- Some of the instrumental voices in the “orchestral” category are a little electronic sounding
- The accompaniments are “demo” quality, rather than professional studio quality – they don’t sound hugely realistic
If you were to pit the DGX660 against the DGX650, there are many similarities, with a couple of minor differences. The DGX650 has the same keyboard action and build, but 128 note polyphony, while the DGX660 has 192 note polyphony. This means that long, sustained notes may drop out if you exceed 128 simultaneous notes with the DGX650 – but, to be honest, I wouldn’t consider that to be a real deal-breaker because you’re unlikely to really notice unless you’re playing really complex piano music.
The DGX650 has fewer instrumental voices, but again, whether you’re going to miss what you don’t have is a bit of a moot point. In the battle of the Yamaha DGX 650 vs 660, I don’t think there’s a great deal in it.
The Yamaha DGX660 vs P115 is a battle that really crosses the boundary of preference. The Yamaha P115 is a stage piano, designed for the gigging musician – it offers a great selection of realistic grand and electric piano sounds, and is light and portable enough to take out onto the road. The P115 has fewer of the “gimmicky” features of the DGX660, so is considered a professional level instrument, but when you pit the play-feel of the DGX660 against the P115, I think that the 660 wins. The P115, while feeling sturdy and built for long periods of battering and transportation, is a heavier-feel keyboard than the pleasingly light DGX660.

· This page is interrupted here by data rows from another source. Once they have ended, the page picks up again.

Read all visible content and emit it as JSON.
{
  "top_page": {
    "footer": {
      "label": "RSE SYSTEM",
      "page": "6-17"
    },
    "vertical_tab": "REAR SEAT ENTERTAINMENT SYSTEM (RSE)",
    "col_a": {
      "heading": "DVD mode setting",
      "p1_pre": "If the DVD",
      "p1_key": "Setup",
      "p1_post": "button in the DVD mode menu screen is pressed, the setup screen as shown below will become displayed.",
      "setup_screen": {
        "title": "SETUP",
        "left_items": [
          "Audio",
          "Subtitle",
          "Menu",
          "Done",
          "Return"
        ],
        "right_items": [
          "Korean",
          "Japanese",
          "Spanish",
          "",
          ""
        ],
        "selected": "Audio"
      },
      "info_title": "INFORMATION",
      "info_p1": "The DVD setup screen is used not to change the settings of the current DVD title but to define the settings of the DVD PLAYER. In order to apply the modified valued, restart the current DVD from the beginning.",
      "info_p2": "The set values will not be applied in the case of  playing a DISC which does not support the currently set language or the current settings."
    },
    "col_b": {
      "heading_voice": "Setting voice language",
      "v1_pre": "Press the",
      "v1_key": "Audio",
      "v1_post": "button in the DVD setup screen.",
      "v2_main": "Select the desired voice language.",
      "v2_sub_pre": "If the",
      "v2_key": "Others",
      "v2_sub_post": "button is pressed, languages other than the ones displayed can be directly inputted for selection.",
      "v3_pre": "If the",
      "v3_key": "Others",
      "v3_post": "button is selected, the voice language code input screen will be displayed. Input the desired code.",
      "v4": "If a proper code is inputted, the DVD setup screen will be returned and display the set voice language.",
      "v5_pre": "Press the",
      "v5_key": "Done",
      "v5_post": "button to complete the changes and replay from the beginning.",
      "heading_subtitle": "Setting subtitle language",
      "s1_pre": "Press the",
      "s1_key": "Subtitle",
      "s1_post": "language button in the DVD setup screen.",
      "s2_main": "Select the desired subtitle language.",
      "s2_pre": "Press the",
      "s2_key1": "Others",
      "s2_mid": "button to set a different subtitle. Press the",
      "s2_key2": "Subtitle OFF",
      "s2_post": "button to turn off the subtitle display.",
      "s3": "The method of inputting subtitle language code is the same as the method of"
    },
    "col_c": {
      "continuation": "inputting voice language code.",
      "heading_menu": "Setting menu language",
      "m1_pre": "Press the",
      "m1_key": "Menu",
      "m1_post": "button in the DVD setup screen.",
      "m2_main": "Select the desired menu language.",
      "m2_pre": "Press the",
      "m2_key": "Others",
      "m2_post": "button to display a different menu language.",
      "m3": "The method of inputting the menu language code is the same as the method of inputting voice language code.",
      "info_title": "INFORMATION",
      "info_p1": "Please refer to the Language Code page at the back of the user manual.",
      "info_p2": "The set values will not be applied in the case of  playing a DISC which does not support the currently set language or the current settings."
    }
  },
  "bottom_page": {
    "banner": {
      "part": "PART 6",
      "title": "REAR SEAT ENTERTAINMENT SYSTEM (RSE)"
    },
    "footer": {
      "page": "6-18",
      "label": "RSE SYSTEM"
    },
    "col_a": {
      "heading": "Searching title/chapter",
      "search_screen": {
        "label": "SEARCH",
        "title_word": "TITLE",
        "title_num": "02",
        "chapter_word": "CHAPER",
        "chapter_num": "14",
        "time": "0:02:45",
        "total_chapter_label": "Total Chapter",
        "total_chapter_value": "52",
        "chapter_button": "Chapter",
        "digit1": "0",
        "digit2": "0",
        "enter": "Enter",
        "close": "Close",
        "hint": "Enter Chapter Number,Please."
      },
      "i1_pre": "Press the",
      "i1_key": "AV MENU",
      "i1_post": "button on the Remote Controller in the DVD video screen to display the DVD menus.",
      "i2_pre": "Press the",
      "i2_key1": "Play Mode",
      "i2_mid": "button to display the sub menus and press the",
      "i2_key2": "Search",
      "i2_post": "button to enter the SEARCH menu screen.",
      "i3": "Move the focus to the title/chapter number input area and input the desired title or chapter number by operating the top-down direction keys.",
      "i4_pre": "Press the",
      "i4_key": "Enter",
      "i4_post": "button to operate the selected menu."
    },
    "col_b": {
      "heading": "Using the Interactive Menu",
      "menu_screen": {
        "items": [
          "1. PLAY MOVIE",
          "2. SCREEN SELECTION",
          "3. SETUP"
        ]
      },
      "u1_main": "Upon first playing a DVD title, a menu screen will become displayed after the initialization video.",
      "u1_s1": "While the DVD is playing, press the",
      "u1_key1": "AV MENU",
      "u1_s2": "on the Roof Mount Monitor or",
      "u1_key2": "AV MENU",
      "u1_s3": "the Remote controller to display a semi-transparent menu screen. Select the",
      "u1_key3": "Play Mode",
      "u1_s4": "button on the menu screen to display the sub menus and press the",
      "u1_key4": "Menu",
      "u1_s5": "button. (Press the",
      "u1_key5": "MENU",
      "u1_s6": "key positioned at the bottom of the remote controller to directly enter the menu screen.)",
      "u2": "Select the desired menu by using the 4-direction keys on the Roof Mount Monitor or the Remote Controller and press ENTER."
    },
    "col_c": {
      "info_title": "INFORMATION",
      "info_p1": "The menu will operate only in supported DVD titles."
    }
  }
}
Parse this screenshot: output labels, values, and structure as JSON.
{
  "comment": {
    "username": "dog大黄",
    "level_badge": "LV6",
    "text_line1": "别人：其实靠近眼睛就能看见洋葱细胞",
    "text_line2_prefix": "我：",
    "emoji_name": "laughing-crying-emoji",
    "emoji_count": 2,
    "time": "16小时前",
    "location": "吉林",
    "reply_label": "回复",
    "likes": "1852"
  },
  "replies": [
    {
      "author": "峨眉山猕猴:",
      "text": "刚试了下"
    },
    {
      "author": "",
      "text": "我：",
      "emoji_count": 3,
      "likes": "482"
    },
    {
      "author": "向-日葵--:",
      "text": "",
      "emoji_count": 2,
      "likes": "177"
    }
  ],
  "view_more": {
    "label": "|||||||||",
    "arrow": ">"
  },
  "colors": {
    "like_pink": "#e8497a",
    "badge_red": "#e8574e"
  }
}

The DGX660 is a perfect companion for the home musician and the learner. It’s a great instrument for developing demo recordings and brilliant for the singer. There are enough features to keep any home player occupied, as well as a range of high-end instrumental sounds that will provide all the instrumental color you’ll need.